One of the most common pieces of advice given to those sharing custody of young children is to change the focus of their relationship from highlighting the harm caused by their spouse to prioritizing what is truly best for the children. Regardless of how toxic things may have become between the parents, they both generally want what is best for their children. If they choose to work together, the situation can be far less stressful and damaging for the children involved. These are a few ways that parents can minimize the conflict they experience and keep the focus on what is best for their children.
Establish long-term goals for children
Whether one parent intends to groom the children to take over the family business or the parents need to address college expenses and preparations, the long-term goals of the children should impact everything from the budget to the schedule of the family while the children are young. When parents have shared goals that they want to achieve for their children, like setting aside a certain amount and savings for their college tuition, it may be easier for them to cooperate with each other.
Highlight where the other parent succeeds
It’s very easy to be critical of a co-parent and to find fault with their late arrivals to exchanges and other obvious failings regarding adherence to a parenting plan. However, even the most devoted parent is only human, and most people in co-parenting arrangements will do what they can for the benefit of their children. Making a point to mentally note whenever the other parent goes above and beyond or does something particularly considerate for the children can help create a sense of positivity and gratitude in a co-parenting relationship.
Have a plan for the disagreements that arise
Butting heads about whether one of the children is old enough to start taking a martial arts class or get their own mobile phone is a normal part of co-parenting. It is easier to overcome those challenges without them negatively impacting the children in the family if the parents have a plan in place for navigating their disagreements ahead of time. Having a co-parenting therapist, pastor or trusted family friend to serve as a mediator can help facilitate faster and more amicable resolutions to disagreements between the parents that might otherwise affect their ability to work cooperatively for the children.

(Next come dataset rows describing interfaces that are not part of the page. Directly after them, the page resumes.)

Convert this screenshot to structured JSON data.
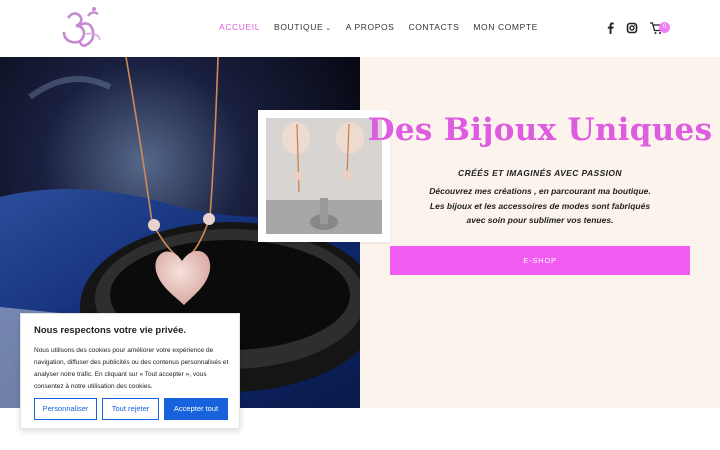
{
  "header": {
    "logo_icon": "om-symbol-logo",
    "nav": [
      {
        "label": "ACCUEIL",
        "active": true
      },
      {
        "label": "BOUTIQUE",
        "dropdown": true
      },
      {
        "label": "A PROPOS"
      },
      {
        "label": "CONTACTS"
      },
      {
        "label": "MON COMPTE"
      }
    ],
    "social_icons": [
      "facebook-icon",
      "instagram-icon"
    ],
    "cart": {
      "icon": "cart-icon",
      "count": "0"
    }
  },
  "hero": {
    "title": "Des Bijoux Uniques",
    "subtitle": "CRÉÉS ET IMAGINÉS AVEC PASSION",
    "desc_lines": [
      "Découvrez mes créations , en parcourant ma boutique.",
      "Les bijoux et les accessoires de modes sont fabriqués",
      "avec soin pour sublimer vos tenues."
    ],
    "cta_label": "E-SHOP"
  },
  "cookie": {
    "title": "Nous respectons votre vie privée.",
    "text": "Nous utilisons des cookies pour améliorer votre expérience de navigation, diffuser des publicités ou des contenus personnalisés et analyser notre trafic. En cliquant sur « Tout accepter », vous consentez à notre utilisation des cookies.",
    "buttons": {
      "customize": "Personnaliser",
      "reject": "Tout rejeter",
      "accept": "Accepter tout"
    }
  },
  "colors": {
    "accent": "#de5ce0",
    "cta": "#f25cf0",
    "cookie_blue": "#1863dc",
    "hero_bg": "#fbf3ec"
  }
}
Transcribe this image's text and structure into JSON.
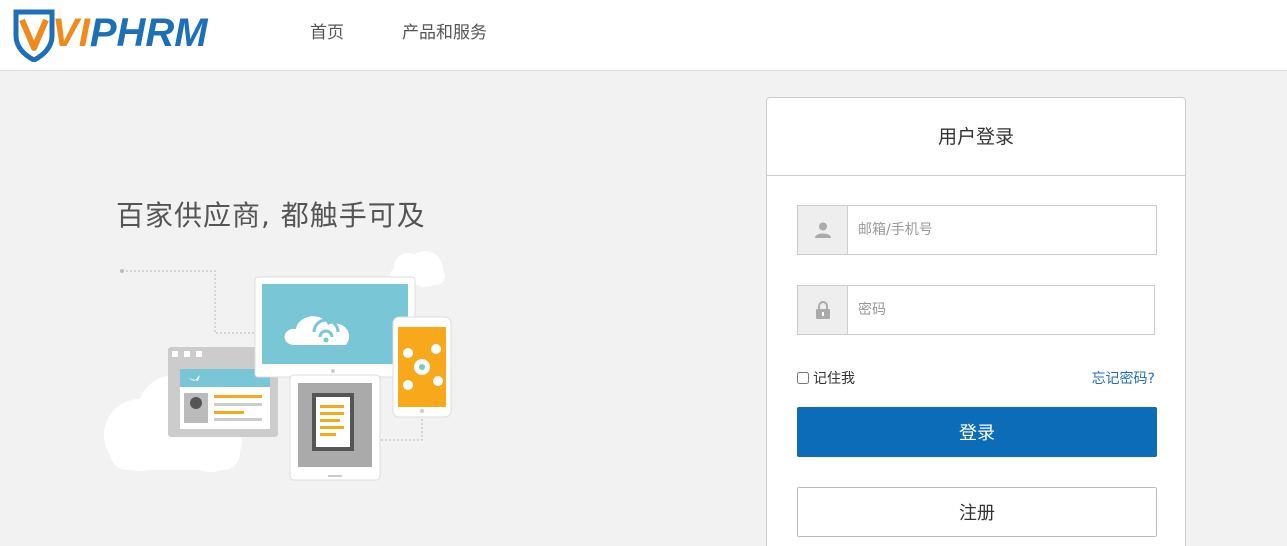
{
  "brand": {
    "logo_prefix": "V",
    "logo_highlight": "I",
    "logo_rest": "PHRM",
    "primary_color": "#1d6fb8",
    "accent_color": "#f08a1c"
  },
  "nav": {
    "items": [
      {
        "label": "首页"
      },
      {
        "label": "产品和服务"
      }
    ]
  },
  "hero": {
    "slogan": "百家供应商, 都触手可及"
  },
  "login": {
    "title": "用户登录",
    "email_placeholder": "邮箱/手机号",
    "email_value": "",
    "password_placeholder": "密码",
    "password_value": "",
    "remember_label": "记住我",
    "forgot_label": "忘记密码?",
    "login_button": "登录",
    "register_button": "注册",
    "login_button_color": "#0d6cb7"
  },
  "icons": {
    "user": "user-icon",
    "lock": "lock-icon"
  }
}
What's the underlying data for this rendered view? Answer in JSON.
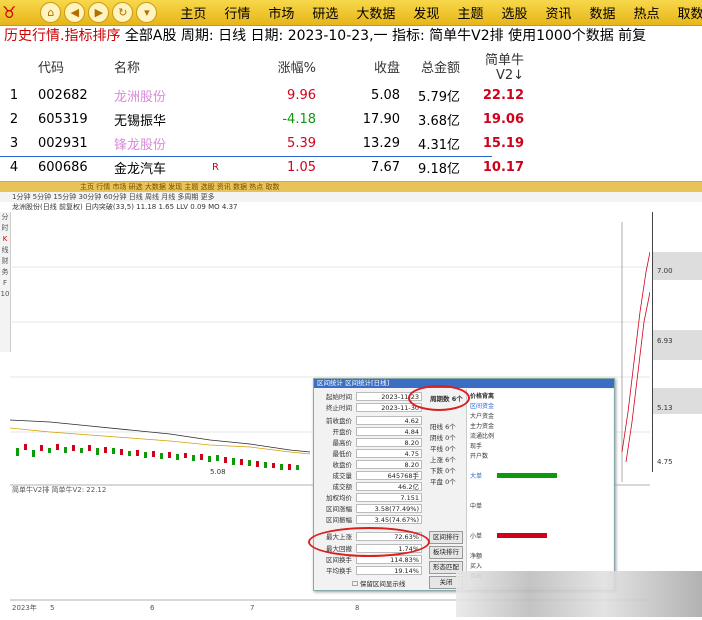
{
  "toolbar": {
    "menu": [
      "主页",
      "行情",
      "市场",
      "研选",
      "大数据",
      "发现",
      "主题",
      "选股",
      "资讯",
      "数据",
      "热点",
      "取数"
    ]
  },
  "title": {
    "part1": "历史行情.指标排序",
    "part2": " 全部A股 周期: 日线 日期: 2023-10-23,一 指标: 简单牛V2排 使用1000个数据 前复"
  },
  "table": {
    "headers": {
      "code": "代码",
      "name": "名称",
      "chg": "涨幅%",
      "close": "收盘",
      "amount": "总金额",
      "v2": "简单牛V2↓"
    },
    "rows": [
      {
        "idx": "1",
        "code": "002682",
        "name": "龙洲股份",
        "flag": "",
        "chg": "9.96",
        "close": "5.08",
        "amount": "5.79亿",
        "v2": "22.12"
      },
      {
        "idx": "2",
        "code": "605319",
        "name": "无锡振华",
        "flag": "",
        "chg": "-4.18",
        "close": "17.90",
        "amount": "3.68亿",
        "v2": "19.06"
      },
      {
        "idx": "3",
        "code": "002931",
        "name": "锋龙股份",
        "flag": "",
        "chg": "5.39",
        "close": "13.29",
        "amount": "4.31亿",
        "v2": "15.19"
      },
      {
        "idx": "4",
        "code": "600686",
        "name": "金龙汽车",
        "flag": "R",
        "chg": "1.05",
        "close": "7.67",
        "amount": "9.18亿",
        "v2": "10.17"
      }
    ]
  },
  "lower": {
    "menu_line": "主页 行情 市场 研选 大数据 发现 主题 选股 资讯 数据 热点 取数",
    "period_line": "1分钟 5分钟 15分钟 30分钟 60分钟 日线 周线 月线 多周期 更多",
    "stock_line": "龙洲股份(日线 前复权) 日内突破(33,5) 11.18 1.65 LLV 0.09 MO 4.37",
    "indicator_label": "简单牛V2排 简单牛V2: 22.12",
    "chart_price_tag": "5.08",
    "right_prices": [
      "7.00",
      "6.93",
      "5.13",
      "4.75"
    ],
    "x_ticks": [
      "2023年",
      "5",
      "6",
      "7",
      "8"
    ]
  },
  "dialog": {
    "title": "区间统计 区间统计[日线]",
    "rows": [
      {
        "label": "起始时间",
        "value": "2023-11-23"
      },
      {
        "label": "终止时间",
        "value": "2023-11-30"
      },
      {
        "label": "前收盘价",
        "value": "4.62"
      },
      {
        "label": "开盘价",
        "value": "4.84"
      },
      {
        "label": "最高价",
        "value": "8.20"
      },
      {
        "label": "最低价",
        "value": "4.75"
      },
      {
        "label": "收盘价",
        "value": "8.20"
      },
      {
        "label": "成交量",
        "value": "645768手"
      },
      {
        "label": "成交额",
        "value": "46.2亿"
      },
      {
        "label": "加权均价",
        "value": "7.151"
      },
      {
        "label": "区间涨幅",
        "value": "3.58(77.49%)"
      },
      {
        "label": "区间振幅",
        "value": "3.45(74.67%)"
      },
      {
        "label": "最大上涨",
        "value": "72.63%"
      },
      {
        "label": "最大回撤",
        "value": "1.74%"
      },
      {
        "label": "区间换手",
        "value": "114.83%"
      },
      {
        "label": "平均换手",
        "value": "19.14%"
      }
    ],
    "period_count": "周期数 6个",
    "mid_items": [
      "阳线 6个",
      "阴线 0个",
      "平线 0个",
      "上涨 6个",
      "下跌 0个",
      "平盘 0个"
    ],
    "buttons": [
      "区间排行",
      "板块排行",
      "形态匹配",
      "关闭"
    ],
    "checkbox": "保留区间显示线",
    "right_lines": [
      "价格背离",
      "区间资金",
      "大户资金",
      "主力资金",
      "流通比例",
      "现手",
      "开户数",
      "大单",
      "中单",
      "小单",
      "净额",
      "买入",
      "卖出"
    ]
  }
}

Keeping the focus on stability for the children and trying to support one another instead of fighting against one another may ultimately benefit not just parents but the entire family as household circumstances change.